# EXERCISE AIM
Examine the records below. Report how many of their lines contain the word "ДАВЛЕНИЕ", with no other content.

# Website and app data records
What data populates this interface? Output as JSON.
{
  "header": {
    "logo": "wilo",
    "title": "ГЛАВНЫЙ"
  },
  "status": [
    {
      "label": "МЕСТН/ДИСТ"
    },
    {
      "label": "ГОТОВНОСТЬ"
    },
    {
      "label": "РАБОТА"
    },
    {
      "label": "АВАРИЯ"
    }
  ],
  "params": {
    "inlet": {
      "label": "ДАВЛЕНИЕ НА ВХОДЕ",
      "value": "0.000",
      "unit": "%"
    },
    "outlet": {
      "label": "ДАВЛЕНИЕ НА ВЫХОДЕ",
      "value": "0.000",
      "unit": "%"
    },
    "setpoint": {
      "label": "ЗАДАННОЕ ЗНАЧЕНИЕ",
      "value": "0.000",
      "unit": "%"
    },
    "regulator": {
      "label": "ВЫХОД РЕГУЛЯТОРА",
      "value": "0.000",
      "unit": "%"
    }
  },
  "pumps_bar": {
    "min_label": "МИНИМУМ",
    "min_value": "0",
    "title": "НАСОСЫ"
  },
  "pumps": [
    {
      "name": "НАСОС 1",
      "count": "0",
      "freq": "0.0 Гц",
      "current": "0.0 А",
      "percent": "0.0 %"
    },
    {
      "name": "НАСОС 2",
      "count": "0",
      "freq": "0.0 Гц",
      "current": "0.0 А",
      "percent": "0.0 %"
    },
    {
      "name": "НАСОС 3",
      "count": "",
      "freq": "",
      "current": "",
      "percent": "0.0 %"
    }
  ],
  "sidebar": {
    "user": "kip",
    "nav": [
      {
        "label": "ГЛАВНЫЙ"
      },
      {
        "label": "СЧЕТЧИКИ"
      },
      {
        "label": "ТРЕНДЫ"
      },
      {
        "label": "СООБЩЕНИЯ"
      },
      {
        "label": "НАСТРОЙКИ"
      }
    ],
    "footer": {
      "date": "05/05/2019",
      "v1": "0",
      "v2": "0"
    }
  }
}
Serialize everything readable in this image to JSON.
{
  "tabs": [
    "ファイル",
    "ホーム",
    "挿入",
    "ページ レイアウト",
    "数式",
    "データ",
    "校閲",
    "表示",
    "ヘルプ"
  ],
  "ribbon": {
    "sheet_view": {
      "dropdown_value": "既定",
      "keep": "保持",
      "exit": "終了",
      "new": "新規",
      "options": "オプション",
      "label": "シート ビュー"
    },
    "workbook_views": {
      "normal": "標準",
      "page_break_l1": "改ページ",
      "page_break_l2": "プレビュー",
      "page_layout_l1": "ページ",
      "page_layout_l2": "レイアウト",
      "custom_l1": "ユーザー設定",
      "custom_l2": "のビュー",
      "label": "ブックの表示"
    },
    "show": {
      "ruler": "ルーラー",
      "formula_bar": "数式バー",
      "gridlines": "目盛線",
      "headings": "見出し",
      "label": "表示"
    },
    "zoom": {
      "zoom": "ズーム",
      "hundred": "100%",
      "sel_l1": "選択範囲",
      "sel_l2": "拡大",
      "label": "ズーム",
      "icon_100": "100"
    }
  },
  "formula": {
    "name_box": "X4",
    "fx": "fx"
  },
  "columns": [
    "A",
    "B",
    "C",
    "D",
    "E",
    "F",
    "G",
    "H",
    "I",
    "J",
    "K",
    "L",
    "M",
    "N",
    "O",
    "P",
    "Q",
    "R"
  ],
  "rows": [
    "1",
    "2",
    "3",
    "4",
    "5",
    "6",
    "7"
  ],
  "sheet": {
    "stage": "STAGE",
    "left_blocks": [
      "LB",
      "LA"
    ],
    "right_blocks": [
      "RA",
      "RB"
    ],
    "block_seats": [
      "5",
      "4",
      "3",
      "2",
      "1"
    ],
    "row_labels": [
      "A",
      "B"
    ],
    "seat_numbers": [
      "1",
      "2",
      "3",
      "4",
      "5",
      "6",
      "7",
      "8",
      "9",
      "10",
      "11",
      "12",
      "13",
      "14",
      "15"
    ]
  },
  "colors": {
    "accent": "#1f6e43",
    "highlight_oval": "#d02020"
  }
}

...

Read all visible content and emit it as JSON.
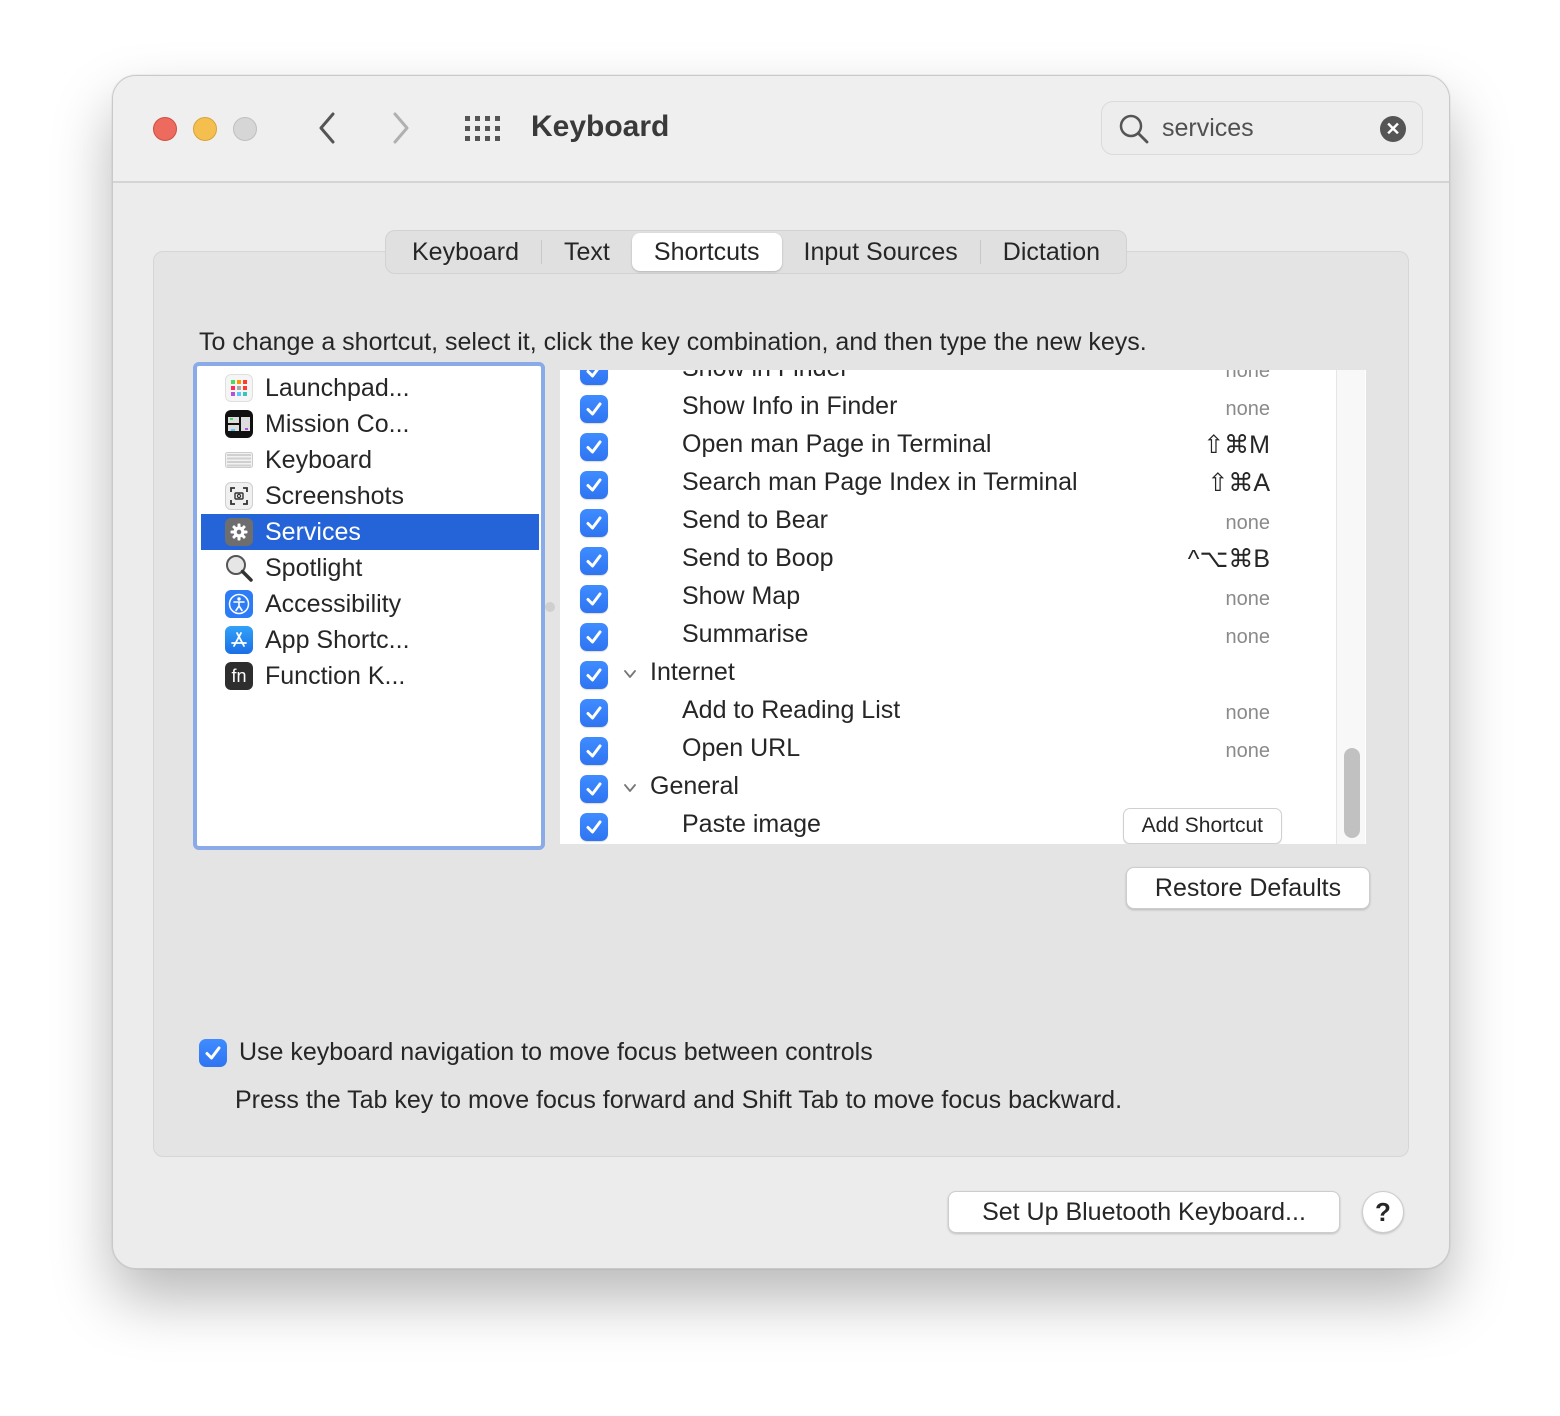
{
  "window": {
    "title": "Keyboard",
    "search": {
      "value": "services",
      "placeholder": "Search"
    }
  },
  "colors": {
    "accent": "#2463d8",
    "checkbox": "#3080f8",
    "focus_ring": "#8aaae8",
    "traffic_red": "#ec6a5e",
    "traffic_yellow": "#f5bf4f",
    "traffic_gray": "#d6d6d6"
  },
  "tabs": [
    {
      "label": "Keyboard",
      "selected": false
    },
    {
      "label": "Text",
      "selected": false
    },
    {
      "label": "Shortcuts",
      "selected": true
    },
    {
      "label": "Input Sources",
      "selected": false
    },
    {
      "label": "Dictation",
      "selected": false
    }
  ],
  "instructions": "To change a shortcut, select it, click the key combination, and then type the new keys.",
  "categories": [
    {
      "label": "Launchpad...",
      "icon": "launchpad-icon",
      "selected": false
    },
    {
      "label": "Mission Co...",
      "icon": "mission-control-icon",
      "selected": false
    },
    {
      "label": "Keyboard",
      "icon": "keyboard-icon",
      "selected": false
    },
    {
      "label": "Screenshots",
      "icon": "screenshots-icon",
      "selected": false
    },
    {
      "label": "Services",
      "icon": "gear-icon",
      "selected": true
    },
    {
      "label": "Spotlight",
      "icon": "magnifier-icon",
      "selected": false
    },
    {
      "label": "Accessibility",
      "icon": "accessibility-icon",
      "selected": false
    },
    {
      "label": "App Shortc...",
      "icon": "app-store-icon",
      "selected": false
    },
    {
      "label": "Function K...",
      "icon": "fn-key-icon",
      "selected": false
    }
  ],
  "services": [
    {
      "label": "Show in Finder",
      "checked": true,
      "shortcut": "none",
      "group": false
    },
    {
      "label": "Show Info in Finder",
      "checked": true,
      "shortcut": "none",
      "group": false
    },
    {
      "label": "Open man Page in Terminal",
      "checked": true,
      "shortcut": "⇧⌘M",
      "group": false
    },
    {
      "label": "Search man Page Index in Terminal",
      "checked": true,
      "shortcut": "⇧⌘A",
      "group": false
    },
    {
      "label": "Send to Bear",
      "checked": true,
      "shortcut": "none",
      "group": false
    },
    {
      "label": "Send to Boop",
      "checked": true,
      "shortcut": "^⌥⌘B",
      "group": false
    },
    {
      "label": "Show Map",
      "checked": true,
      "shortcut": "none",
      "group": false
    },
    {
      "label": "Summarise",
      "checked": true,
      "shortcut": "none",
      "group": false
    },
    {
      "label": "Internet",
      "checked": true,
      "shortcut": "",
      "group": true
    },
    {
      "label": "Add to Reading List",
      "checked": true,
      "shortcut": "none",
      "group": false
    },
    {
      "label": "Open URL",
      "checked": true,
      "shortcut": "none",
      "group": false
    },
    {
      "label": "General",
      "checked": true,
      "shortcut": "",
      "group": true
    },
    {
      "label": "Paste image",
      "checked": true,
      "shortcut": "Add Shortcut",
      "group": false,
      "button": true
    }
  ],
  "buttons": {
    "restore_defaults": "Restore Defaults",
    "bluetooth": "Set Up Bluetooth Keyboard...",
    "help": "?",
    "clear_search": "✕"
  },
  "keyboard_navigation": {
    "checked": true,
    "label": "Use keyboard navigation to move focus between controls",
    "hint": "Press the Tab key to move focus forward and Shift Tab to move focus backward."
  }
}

# TASK RESULT
2